• [Work to be completed]: The output is to match the entries below character for character.

(Provided records begins)

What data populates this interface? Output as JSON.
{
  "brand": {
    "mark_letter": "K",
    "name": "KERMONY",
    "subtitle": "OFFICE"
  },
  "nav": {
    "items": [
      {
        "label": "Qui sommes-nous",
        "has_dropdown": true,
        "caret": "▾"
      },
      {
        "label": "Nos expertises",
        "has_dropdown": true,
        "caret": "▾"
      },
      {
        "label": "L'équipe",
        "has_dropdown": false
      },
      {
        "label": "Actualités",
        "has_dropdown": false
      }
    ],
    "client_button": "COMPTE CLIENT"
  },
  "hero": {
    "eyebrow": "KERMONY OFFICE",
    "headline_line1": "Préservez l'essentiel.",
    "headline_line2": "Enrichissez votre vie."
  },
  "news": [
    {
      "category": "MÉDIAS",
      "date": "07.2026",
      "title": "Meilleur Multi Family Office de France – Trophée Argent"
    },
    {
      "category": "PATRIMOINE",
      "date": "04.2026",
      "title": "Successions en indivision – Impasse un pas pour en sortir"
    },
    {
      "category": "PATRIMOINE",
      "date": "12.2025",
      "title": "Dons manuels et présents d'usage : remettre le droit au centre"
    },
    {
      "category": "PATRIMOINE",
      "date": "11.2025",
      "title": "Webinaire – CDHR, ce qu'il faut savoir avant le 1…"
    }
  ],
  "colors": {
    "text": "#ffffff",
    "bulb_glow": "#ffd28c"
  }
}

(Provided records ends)

• [Result for this task]:
What data populates this interface? Output as JSON.
{
  "brand": {
    "mark_letter": "K",
    "name": "KERMONY",
    "subtitle": "OFFICE"
  },
  "nav": {
    "items": [
      {
        "label": "Qui sommes-nous",
        "has_dropdown": true,
        "caret": "▾"
      },
      {
        "label": "Nos expertises",
        "has_dropdown": true,
        "caret": "▾"
      },
      {
        "label": "L'équipe",
        "has_dropdown": false
      },
      {
        "label": "Actualités",
        "has_dropdown": false
      }
    ],
    "client_button": "COMPTE CLIENT"
  },
  "hero": {
    "eyebrow": "KERMONY OFFICE",
    "headline_line1": "Préservez l'essentiel.",
    "headline_line2": "Enrichissez votre vie."
  },
  "news": [
    {
      "category": "MÉDIAS",
      "date": "07.2026",
      "title": "Meilleur Multi Family Office de France – Trophée Argent"
    },
    {
      "category": "PATRIMOINE",
      "date": "04.2026",
      "title": "Successions en indivision – Impasse un pas pour en sortir"
    },
    {
      "category": "PATRIMOINE",
      "date": "12.2025",
      "title": "Dons manuels et présents d'usage : remettre le droit au centre"
    },
    {
      "category": "PATRIMOINE",
      "date": "11.2025",
      "title": "Webinaire – CDHR, ce qu'il faut savoir avant le 1…"
    }
  ],
  "colors": {
    "text": "#ffffff",
    "bulb_glow": "#ffd28c"
  }
}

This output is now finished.